"""

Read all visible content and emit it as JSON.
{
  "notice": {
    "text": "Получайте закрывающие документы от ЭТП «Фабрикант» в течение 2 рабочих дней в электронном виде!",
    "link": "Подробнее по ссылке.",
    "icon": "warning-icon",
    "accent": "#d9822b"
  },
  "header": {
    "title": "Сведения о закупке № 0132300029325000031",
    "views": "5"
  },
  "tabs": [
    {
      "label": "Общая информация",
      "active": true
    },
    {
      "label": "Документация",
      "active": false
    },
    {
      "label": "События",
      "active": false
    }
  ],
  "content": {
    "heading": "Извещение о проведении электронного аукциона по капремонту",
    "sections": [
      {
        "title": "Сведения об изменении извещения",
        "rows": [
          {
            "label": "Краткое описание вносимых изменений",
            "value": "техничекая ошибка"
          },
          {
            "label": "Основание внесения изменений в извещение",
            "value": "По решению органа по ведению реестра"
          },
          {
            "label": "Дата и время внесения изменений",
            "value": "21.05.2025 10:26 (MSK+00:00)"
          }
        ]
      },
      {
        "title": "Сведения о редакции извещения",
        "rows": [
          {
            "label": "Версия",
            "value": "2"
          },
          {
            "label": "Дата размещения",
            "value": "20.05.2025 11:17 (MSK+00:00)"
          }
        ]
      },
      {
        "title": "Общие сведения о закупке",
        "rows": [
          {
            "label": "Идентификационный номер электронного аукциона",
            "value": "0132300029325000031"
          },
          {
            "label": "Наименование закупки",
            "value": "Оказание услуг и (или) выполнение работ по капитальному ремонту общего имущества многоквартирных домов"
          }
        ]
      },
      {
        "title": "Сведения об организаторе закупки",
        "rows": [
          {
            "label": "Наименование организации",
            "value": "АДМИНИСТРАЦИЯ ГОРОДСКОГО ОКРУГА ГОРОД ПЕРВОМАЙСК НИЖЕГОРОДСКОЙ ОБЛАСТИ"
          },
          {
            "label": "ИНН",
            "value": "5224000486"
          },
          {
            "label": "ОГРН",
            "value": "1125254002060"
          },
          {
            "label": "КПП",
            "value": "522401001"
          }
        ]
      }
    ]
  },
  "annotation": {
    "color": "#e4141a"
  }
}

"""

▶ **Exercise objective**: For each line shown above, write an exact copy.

▶ **Response to this task**:
Read all visible content and emit it as JSON.
{
  "notice": {
    "text": "Получайте закрывающие документы от ЭТП «Фабрикант» в течение 2 рабочих дней в электронном виде!",
    "link": "Подробнее по ссылке.",
    "icon": "warning-icon",
    "accent": "#d9822b"
  },
  "header": {
    "title": "Сведения о закупке № 0132300029325000031",
    "views": "5"
  },
  "tabs": [
    {
      "label": "Общая информация",
      "active": true
    },
    {
      "label": "Документация",
      "active": false
    },
    {
      "label": "События",
      "active": false
    }
  ],
  "content": {
    "heading": "Извещение о проведении электронного аукциона по капремонту",
    "sections": [
      {
        "title": "Сведения об изменении извещения",
        "rows": [
          {
            "label": "Краткое описание вносимых изменений",
            "value": "техничекая ошибка"
          },
          {
            "label": "Основание внесения изменений в извещение",
            "value": "По решению органа по ведению реестра"
          },
          {
            "label": "Дата и время внесения изменений",
            "value": "21.05.2025 10:26 (MSK+00:00)"
          }
        ]
      },
      {
        "title": "Сведения о редакции извещения",
        "rows": [
          {
            "label": "Версия",
            "value": "2"
          },
          {
            "label": "Дата размещения",
            "value": "20.05.2025 11:17 (MSK+00:00)"
          }
        ]
      },
      {
        "title": "Общие сведения о закупке",
        "rows": [
          {
            "label": "Идентификационный номер электронного аукциона",
            "value": "0132300029325000031"
          },
          {
            "label": "Наименование закупки",
            "value": "Оказание услуг и (или) выполнение работ по капитальному ремонту общего имущества многоквартирных домов"
          }
        ]
      },
      {
        "title": "Сведения об организаторе закупки",
        "rows": [
          {
            "label": "Наименование организации",
            "value": "АДМИНИСТРАЦИЯ ГОРОДСКОГО ОКРУГА ГОРОД ПЕРВОМАЙСК НИЖЕГОРОДСКОЙ ОБЛАСТИ"
          },
          {
            "label": "ИНН",
            "value": "5224000486"
          },
          {
            "label": "ОГРН",
            "value": "1125254002060"
          },
          {
            "label": "КПП",
            "value": "522401001"
          }
        ]
      }
    ]
  },
  "annotation": {
    "color": "#e4141a"
  }
}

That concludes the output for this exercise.